In the Kumulipo, one of the oldest and most sacred of religious chants which also outlines genealogy of Hawaiian royalty is first recorded in the 18th century by Westerners. The Kumulipo tells the story of the beginning of time that in the way it was perceived by the elder kahunas or priests and ancient leaders of the day. This chant is still used today during the annual Makahiki season which is held in honoring Lono the god of peace, rain, fertility, agriculture and music. The sky god, Wakea is said to be made a direct ancestor of Maui whom is also mentioned repeatedly in the Kumulipo.
Maui, apart from his brothers was an unconventional character, a sorcerer, trickster and hero of his time. Born with miraculous powers of shape shifting and super human strength, he had the ability to change the lives of those he loved and the lives of humanity for the better. One story tells that long ago, a young Maui saves his people from crawling along the ground as the sky had been held too close to the Earth. Maui with his fantastic strength lifts up the cosmos for all the plants and trees to grow to their fullest potential and his fellow man to walk and travel upright.
Another story tells that Maui grows weary of eating only raw fish and vegetables and longs for a cooked meal when one day he sees a plume of smoke at the top of a mountain where fire is kept secret by hens that are not keen to share. Maui, first politely then forcefully coerces the secret from the stubborn chickens. They tell him unwittingly that he must rub together the stalks of the taro and ti plant which prove to be inaccurate. Held by the throats, the hens engage with Maui one last time with him asking for the much guarded secret. The hens tell him that the consecrated tree of the wai mea is what is used. Successful with the unrevealed answer to cooking his sustenance, Maui shares this with his people and he is revered as the great founder of fire.

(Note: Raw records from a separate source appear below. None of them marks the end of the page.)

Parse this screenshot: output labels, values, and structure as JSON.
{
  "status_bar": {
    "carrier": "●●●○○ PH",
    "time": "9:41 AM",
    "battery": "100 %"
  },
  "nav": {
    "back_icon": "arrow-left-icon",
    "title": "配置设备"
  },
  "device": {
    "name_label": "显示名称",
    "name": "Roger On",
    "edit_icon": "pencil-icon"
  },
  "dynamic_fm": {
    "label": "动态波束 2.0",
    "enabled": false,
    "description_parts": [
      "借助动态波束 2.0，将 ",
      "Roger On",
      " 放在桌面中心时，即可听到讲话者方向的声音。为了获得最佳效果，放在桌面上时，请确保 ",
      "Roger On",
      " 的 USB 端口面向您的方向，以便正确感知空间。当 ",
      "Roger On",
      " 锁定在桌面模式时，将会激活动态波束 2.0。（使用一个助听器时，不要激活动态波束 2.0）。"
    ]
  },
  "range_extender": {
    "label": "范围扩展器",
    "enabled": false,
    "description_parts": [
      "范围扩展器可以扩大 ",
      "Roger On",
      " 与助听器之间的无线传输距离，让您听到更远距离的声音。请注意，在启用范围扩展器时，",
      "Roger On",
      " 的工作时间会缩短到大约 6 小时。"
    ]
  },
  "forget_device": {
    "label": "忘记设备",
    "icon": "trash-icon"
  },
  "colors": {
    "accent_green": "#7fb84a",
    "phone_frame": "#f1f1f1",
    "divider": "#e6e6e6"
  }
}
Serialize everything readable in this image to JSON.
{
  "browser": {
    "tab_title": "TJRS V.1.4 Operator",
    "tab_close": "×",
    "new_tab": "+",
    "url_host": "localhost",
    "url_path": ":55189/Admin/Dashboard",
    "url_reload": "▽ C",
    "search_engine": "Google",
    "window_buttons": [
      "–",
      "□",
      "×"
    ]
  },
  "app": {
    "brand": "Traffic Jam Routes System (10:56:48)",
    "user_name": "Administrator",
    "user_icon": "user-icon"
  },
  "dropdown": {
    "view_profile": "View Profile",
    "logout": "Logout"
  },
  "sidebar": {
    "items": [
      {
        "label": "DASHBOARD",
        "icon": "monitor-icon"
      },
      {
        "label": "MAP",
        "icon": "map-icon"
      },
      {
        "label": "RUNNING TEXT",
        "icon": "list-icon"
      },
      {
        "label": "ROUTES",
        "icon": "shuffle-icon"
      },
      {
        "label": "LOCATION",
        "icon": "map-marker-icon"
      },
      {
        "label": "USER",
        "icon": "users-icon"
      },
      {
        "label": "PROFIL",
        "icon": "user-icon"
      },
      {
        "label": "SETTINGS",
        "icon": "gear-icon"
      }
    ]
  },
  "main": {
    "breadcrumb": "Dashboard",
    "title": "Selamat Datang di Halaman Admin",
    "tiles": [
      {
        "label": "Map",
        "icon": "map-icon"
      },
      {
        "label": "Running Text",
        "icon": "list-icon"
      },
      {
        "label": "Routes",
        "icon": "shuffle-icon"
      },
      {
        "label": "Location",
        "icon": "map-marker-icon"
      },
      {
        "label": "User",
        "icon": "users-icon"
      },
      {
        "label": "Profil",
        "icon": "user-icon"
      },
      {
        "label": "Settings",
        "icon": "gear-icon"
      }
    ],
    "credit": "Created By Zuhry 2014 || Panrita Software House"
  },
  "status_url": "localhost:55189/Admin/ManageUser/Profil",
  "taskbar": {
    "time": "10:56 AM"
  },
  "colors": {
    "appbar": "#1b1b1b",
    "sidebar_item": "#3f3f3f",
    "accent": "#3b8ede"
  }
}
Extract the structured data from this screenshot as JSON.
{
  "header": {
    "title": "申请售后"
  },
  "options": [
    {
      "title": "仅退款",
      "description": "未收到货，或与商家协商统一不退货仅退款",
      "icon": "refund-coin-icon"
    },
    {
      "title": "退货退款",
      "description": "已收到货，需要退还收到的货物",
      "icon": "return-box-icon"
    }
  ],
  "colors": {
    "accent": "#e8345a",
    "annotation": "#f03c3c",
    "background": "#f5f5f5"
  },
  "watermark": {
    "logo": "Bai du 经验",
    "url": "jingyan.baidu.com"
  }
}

Hawaiian mythology would not be complete without the story of how Maui pulled out the eight Hawaiian islands with his magical hook. Being the trickster that Maui is he convinces his brothers to take him on a winning fishing trip with them to catch the prize ulua and pimoe fish to feed their families. Having said this, Maui is harboring other grand intentions those of pulling out of the sea; not fish but an immense continent. Much to Maui’s dismay and due to his brother’s looking back too prematurely at the progress, the islands were separated and not a full land mass as was desired.
Lastly, a story that of a young man whose adoration toward his mother, Hina is so endearing that he sees her daily struggle when drying tapa, wood bark made of the hibiscus plant too time consuming. The sun must stay in the sky longer to dry the tapa quicker, Maui thinks to himself and uses his lasso and hook to hold the mighty sun into submission until it can appease his mother’s wishes. The sun finally agrees to adjust its duration in the sky to reside longer in the summer months and shorter in the winter, hence providing the world with the change of its seasons forever more.
The state motto and known Hawaiian phrase is Ua Mau ke Ea o ka ‘Aina I ka Pono which translates: The life of the land is perpetuated in righteousness. Remember to treat all land, foliage and artifacts in Hawaii with respect. Be kind. Never leave your trash behind. –End-
By: Karissa A. Among